In my ongoing effort to better understand fashion in virtual worlds (it’s our future, you know), I’m posting a three-part series of interviews with Iris Ophelia, the official fashion correspondent for New World Notes, a long-running blog about Second Life, and Blue Mars, another 3D social world. You can follower her on Twitter @bleatingheart.
You mention in your blog that Mad Men, True Blood and Glee have big followings within Second Life’s fashion communities. What other entertainment products – films, games, music – have had a strong influence on fashion in SL?
Second Life is in a lot of ways just a visual representation of the Internet. Major Internet communities all leave their mark somewhere. Anime has had a huge impact on SL fashion for example. One of the earliest and biggest brands that’s still around specializes in cosplay costumes, and one of the more prominent style subcultures, nekos, also originate from anime, manga, and Japanese games. Aesthetics influenced by Blade Runner, Jules Verne, and John Norman’s Gor novels have all respectively taken root in Second Life, not to mention furries and the various fetish-based fashion communities. I know some people would argue that furries shouldn’t count as a fashion community, but considering the care and investment they put in buying, creating, and assembling their outfits I find them indistinguishable from fashionistas.
I’ve heard that it can be difficult to make plus-sized avatars in Second Life. Do you think it’s a problem that human-style bodies tend to come in very predictable configurations in SL? It seems to me that fashion design could become much more innovative in SL if there were a broader range of bodies to clothe . . .

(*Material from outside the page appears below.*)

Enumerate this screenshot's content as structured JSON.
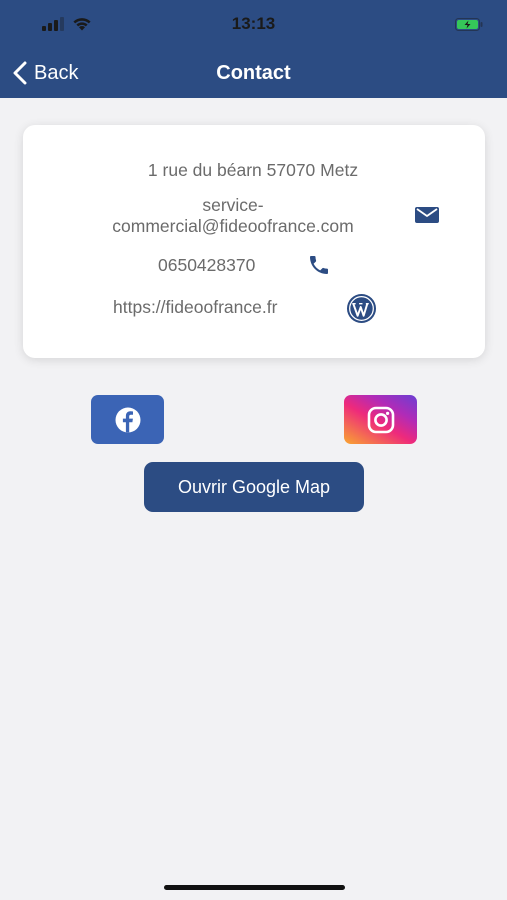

It’s not as hard if you have some experience with the avatar shape editor; what’s hard is wearing that shape over a period of time. You have to edit your prim attachments (i.e., the virtual clothes you purchase) constantly if you’re lucky enough for them to be modifiable, but even then things tend to be shaped to suit slimmer body types. Unlike real life, all SL clothing technically fits any avatar body, but like real life whether or not it’s flattering or suited to your shape is a completely different issue. While I love seeing more variety in body shapes, and I have a couple plus-sized shapes myself, I have to admit that my own shape is a slightly curvy variation of a gazelle. That’s really the bigger issue– even if you can have a larger shape, it’s just not what the majority of people want. Humans have always made idealized versions of ourselves in replica, from Venus of Willendorf to Barbie. While there’s charm in making something a bit more unique, most people will stick with the more safe and comfortable image of ‘perfection’, whatever that is at the time. Considering how far back it goes in human history it’s clearly something really deeply embedded within our minds. Not everyone, myself included, likes the super-exaggerated supermodel shapes in Second Life, but the fact remains that it’s as emotionally easy to be skinny in SL as it is technically easy.
I love the fact that “I” can wear stuff in Second Life that I wouldn’t be caught dead wearing in the real world. I’m sure that’s part of the pleasure of shopping and dressing up in SL. Can you talk a little bit about why people are so willing to spend money on clothes in SL and what people are getting out of that investment?
I liken it to renting a movie. You know you aren’t buying it to keep, because Second Life won’t be around forever, but you pay and get your enjoyment out of it while you can. I think of Second Life shopping as more of an entertainment expense in that sense. It also explains why most people are hesitant to buy any Linden Dollars when they first join. Why rent the movie if you can just buy it for a little more money, or in this case shop for physical goods instead? After a certain point, most SL users find their particular answer to that question. For some, it’s because you can enjoy more rentals with the same amount of money it would take to buy. For others it’s because you can try things you aren’t sure about and experiment with new genres without making a significant investment in them. It all tends to boil down to entertainment, which everyone is looking for in some form.